# Goal of the exercise
Repeat the entries in full. Each line must match exactly.

# Exercise data
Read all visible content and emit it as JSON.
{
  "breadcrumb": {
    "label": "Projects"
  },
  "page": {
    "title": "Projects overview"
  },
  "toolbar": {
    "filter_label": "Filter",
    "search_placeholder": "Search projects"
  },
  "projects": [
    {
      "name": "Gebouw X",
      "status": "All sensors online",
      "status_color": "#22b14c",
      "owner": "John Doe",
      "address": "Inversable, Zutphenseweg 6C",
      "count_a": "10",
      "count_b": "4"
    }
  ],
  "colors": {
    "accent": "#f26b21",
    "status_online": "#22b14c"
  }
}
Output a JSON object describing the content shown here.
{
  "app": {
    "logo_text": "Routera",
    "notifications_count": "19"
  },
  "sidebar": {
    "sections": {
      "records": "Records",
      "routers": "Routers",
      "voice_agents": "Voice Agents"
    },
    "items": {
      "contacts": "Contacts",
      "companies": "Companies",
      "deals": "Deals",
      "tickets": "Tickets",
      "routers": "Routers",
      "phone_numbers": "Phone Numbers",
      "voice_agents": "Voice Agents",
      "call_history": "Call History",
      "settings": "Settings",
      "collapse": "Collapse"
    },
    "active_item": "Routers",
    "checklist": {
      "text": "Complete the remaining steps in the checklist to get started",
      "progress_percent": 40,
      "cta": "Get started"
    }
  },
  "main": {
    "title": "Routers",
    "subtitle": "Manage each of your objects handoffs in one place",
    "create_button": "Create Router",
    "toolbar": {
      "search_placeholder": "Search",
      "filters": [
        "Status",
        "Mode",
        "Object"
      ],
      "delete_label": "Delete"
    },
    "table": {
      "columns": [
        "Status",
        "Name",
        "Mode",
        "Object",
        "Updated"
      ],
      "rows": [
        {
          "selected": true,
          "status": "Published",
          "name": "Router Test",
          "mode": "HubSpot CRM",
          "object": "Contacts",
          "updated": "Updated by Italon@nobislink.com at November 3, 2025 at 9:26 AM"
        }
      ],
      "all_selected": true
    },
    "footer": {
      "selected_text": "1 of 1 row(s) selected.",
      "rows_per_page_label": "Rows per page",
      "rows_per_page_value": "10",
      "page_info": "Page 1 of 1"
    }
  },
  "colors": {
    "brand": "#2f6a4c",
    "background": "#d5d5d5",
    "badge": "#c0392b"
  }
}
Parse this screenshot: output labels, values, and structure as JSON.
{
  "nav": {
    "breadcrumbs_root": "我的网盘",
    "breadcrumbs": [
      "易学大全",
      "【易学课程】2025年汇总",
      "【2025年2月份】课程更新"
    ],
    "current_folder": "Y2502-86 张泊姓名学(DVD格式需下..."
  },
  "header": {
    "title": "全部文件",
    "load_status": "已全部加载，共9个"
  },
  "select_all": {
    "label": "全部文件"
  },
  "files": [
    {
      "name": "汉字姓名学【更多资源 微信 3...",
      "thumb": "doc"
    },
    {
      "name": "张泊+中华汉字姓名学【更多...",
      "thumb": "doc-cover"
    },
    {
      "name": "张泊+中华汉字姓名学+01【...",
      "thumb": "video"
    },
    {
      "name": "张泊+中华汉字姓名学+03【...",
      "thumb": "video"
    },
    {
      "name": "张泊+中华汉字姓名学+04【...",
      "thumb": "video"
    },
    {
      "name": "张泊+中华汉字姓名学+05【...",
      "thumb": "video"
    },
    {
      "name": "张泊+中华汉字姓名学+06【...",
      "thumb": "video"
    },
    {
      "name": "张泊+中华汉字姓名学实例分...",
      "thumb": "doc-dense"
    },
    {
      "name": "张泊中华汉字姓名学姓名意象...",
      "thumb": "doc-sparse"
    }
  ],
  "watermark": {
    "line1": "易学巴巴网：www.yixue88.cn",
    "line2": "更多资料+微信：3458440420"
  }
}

# Your response
Read all visible content and emit it as JSON.
{
  "breadcrumb": {
    "label": "Projects"
  },
  "page": {
    "title": "Projects overview"
  },
  "toolbar": {
    "filter_label": "Filter",
    "search_placeholder": "Search projects"
  },
  "projects": [
    {
      "name": "Gebouw X",
      "status": "All sensors online",
      "status_color": "#22b14c",
      "owner": "John Doe",
      "address": "Inversable, Zutphenseweg 6C",
      "count_a": "10",
      "count_b": "4"
    }
  ],
  "colors": {
    "accent": "#f26b21",
    "status_online": "#22b14c"
  }
}
Output a JSON object describing the content shown here.
{
  "app": {
    "logo_text": "Routera",
    "notifications_count": "19"
  },
  "sidebar": {
    "sections": {
      "records": "Records",
      "routers": "Routers",
      "voice_agents": "Voice Agents"
    },
    "items": {
      "contacts": "Contacts",
      "companies": "Companies",
      "deals": "Deals",
      "tickets": "Tickets",
      "routers": "Routers",
      "phone_numbers": "Phone Numbers",
      "voice_agents": "Voice Agents",
      "call_history": "Call History",
      "settings": "Settings",
      "collapse": "Collapse"
    },
    "active_item": "Routers",
    "checklist": {
      "text": "Complete the remaining steps in the checklist to get started",
      "progress_percent": 40,
      "cta": "Get started"
    }
  },
  "main": {
    "title": "Routers",
    "subtitle": "Manage each of your objects handoffs in one place",
    "create_button": "Create Router",
    "toolbar": {
      "search_placeholder": "Search",
      "filters": [
        "Status",
        "Mode",
        "Object"
      ],
      "delete_label": "Delete"
    },
    "table": {
      "columns": [
        "Status",
        "Name",
        "Mode",
        "Object",
        "Updated"
      ],
      "rows": [
        {
          "selected": true,
          "status": "Published",
          "name": "Router Test",
          "mode": "HubSpot CRM",
          "object": "Contacts",
          "updated": "Updated by Italon@nobislink.com at November 3, 2025 at 9:26 AM"
        }
      ],
      "all_selected": true
    },
    "footer": {
      "selected_text": "1 of 1 row(s) selected.",
      "rows_per_page_label": "Rows per page",
      "rows_per_page_value": "10",
      "page_info": "Page 1 of 1"
    }
  },
  "colors": {
    "brand": "#2f6a4c",
    "background": "#d5d5d5",
    "badge": "#c0392b"
  }
}
Parse this screenshot: output labels, values, and structure as JSON.
{
  "nav": {
    "breadcrumbs_root": "我的网盘",
    "breadcrumbs": [
      "易学大全",
      "【易学课程】2025年汇总",
      "【2025年2月份】课程更新"
    ],
    "current_folder": "Y2502-86 张泊姓名学(DVD格式需下..."
  },
  "header": {
    "title": "全部文件",
    "load_status": "已全部加载，共9个"
  },
  "select_all": {
    "label": "全部文件"
  },
  "files": [
    {
      "name": "汉字姓名学【更多资源 微信 3...",
      "thumb": "doc"
    },
    {
      "name": "张泊+中华汉字姓名学【更多...",
      "thumb": "doc-cover"
    },
    {
      "name": "张泊+中华汉字姓名学+01【...",
      "thumb": "video"
    },
    {
      "name": "张泊+中华汉字姓名学+03【...",
      "thumb": "video"
    },
    {
      "name": "张泊+中华汉字姓名学+04【...",
      "thumb": "video"
    },
    {
      "name": "张泊+中华汉字姓名学+05【...",
      "thumb": "video"
    },
    {
      "name": "张泊+中华汉字姓名学+06【...",
      "thumb": "video"
    },
    {
      "name": "张泊+中华汉字姓名学实例分...",
      "thumb": "doc-dense"
    },
    {
      "name": "张泊中华汉字姓名学姓名意象...",
      "thumb": "doc-sparse"
    }
  ],
  "watermark": {
    "line1": "易学巴巴网：www.yixue88.cn",
    "line2": "更多资料+微信：3458440420"
  }
}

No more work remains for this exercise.